Connectivity can come in the form of shared language, the ability to understand the same jokes or share the same childhood stories.
Connectivity can come in the form of understanding the nuances of local business practices.
Or connectivity can come in the form of a shared historic experience – even if that experience occurred in a totally different place or at a totally different time.
I suspect the Aborigines of Australia – known as the first Australians – can relate to the oppression of first Americans in generations passed. There is a shared historic experience. And while Afro-Brazilians and African Americans share neither language nor culture – there is a keen sense that perhaps there is some force of the past that ties them together, allowing for greater economic opportunity if the business fundamentals are in place.
I believe that it is this inter-connectivity around the world that allows minority-owned businesses to have the most favorable export statistics of any group in America. Minority-owned businesses are twice as likely to export as non-minority-owned businesses. To further support your export capability, MBDA is developing a Global Business Unit within our Agency to match global business opportunities with export-ready Native American, Alaska Native and other minority-owned businesses.
Let me briefly mention two other resources that are aimed at making it easier for Native American entrepreneurs to get the resources you need.
Write this down!
BusinessUSA and SelectUSA
BusinessUSA  is a newly launched online platform that will help small businesses and exporters of all sizes find information about available federal programs.

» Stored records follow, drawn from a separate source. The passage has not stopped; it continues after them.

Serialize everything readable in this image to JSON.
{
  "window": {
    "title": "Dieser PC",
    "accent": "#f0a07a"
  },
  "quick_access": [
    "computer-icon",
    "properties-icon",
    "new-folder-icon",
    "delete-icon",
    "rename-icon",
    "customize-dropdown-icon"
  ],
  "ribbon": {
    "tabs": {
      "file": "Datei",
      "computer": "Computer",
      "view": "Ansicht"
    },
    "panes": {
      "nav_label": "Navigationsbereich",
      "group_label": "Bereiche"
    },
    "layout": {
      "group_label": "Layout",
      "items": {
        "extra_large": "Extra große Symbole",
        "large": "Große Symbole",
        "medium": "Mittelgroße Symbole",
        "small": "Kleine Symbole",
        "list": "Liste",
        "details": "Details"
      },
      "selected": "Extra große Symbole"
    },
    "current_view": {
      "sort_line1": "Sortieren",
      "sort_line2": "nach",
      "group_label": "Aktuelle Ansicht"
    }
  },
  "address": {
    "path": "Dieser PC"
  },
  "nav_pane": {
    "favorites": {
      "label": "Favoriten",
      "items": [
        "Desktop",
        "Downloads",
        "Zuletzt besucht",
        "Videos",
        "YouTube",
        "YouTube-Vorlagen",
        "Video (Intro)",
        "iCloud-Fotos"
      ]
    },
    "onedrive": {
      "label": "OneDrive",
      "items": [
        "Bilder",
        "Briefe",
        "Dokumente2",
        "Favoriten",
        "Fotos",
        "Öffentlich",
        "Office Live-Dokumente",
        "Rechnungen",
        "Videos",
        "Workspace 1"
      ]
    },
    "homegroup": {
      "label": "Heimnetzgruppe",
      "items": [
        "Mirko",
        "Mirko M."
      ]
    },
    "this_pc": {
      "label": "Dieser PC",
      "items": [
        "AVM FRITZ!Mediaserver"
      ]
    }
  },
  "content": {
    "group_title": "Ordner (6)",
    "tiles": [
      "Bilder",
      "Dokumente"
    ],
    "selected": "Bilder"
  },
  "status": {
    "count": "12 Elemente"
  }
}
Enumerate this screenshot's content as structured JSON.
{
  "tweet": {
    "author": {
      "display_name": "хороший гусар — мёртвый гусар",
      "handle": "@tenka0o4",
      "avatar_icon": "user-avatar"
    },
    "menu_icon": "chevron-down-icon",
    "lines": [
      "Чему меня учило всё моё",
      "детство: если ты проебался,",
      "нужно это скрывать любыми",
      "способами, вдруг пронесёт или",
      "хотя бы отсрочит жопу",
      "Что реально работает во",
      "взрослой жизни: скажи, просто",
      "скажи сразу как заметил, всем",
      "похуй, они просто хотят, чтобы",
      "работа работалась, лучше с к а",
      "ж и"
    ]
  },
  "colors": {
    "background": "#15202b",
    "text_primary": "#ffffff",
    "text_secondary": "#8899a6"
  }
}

BusinessUSA combines information and services from 10 different government agencies and coordinates support through a single 800 phone number. And SelectUSA  is the Department of Commerce’s first-ever federal initiative to help attract, retain and expand business investment in the United States.
Tribal leaders may be especially interested in working with SelectUSA to encourage and facilitate direct investment on tribal lands in support of economic development and job creation. Before I close, let me say that I look forward to seeing you all again in Washington, DC for the Minority Enterprise Development Week Conference, September 24th through the 27th. JoAnn Hill, our National MED Week Coordinator, is here to make you aware of the benefits of attending the conference. Once again, we are collaborating with SBA and other public-private sector partners to dramatically expand the conference offerings.
Margo and President Davis, I want you to know that NCAIED has a seat at the table once again and we welcome your support and contributions to the MED Week. If you’ve been before, then you know that this is the best place to connect with public and private sector buyers, explore avenues for business expansion, and develop the kind of partnerships that will help your businesses grow.
I want to close by saying: Thank you for allowing me to join you. I look forward to working with all of you in building a solid economic future for both American and the sovereign nation with whom we share this land.